Your task is to find every line of the data that holds the string "html" and copy it.

[Component data from apps and pages]
'''
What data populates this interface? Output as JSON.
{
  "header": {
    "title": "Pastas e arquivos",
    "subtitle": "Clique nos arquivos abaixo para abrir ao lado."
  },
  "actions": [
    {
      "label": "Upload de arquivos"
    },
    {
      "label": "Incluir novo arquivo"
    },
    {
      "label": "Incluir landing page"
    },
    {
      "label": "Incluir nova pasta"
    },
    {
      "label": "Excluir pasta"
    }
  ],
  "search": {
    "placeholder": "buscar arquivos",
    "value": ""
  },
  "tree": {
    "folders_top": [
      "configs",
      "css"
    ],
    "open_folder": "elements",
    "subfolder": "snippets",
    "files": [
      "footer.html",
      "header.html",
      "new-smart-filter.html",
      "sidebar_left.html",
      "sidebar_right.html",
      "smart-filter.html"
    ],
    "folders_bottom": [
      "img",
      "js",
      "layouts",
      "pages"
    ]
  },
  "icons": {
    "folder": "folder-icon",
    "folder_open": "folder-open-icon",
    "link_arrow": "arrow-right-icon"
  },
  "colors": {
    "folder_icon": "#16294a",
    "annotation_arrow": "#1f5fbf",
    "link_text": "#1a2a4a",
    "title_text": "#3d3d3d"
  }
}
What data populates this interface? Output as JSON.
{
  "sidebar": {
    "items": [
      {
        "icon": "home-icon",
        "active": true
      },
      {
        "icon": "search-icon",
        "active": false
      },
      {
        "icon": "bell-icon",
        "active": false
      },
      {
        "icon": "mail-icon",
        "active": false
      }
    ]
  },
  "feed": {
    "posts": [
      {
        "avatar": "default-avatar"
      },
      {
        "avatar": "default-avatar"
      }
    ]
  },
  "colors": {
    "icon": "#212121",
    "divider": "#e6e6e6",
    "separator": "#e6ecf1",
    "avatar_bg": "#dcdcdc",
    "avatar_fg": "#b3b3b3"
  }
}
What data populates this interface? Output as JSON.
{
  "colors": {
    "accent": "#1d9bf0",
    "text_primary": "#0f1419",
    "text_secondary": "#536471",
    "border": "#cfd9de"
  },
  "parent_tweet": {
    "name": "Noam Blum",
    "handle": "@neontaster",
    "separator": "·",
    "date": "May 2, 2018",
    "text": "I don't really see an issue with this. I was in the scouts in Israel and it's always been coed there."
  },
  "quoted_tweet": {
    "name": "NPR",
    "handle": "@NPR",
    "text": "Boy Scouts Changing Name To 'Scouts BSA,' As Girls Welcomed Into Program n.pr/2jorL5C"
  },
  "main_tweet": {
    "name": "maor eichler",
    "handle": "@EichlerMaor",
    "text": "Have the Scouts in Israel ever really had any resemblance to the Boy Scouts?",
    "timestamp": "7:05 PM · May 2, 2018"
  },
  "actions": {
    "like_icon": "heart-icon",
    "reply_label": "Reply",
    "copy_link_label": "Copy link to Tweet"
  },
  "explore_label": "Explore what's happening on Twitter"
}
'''
Task solution:
      "footer.html",
      "header.html",
      "new-smart-filter.html",
      "sidebar_left.html",
      "sidebar_right.html",
      "smart-filter.html"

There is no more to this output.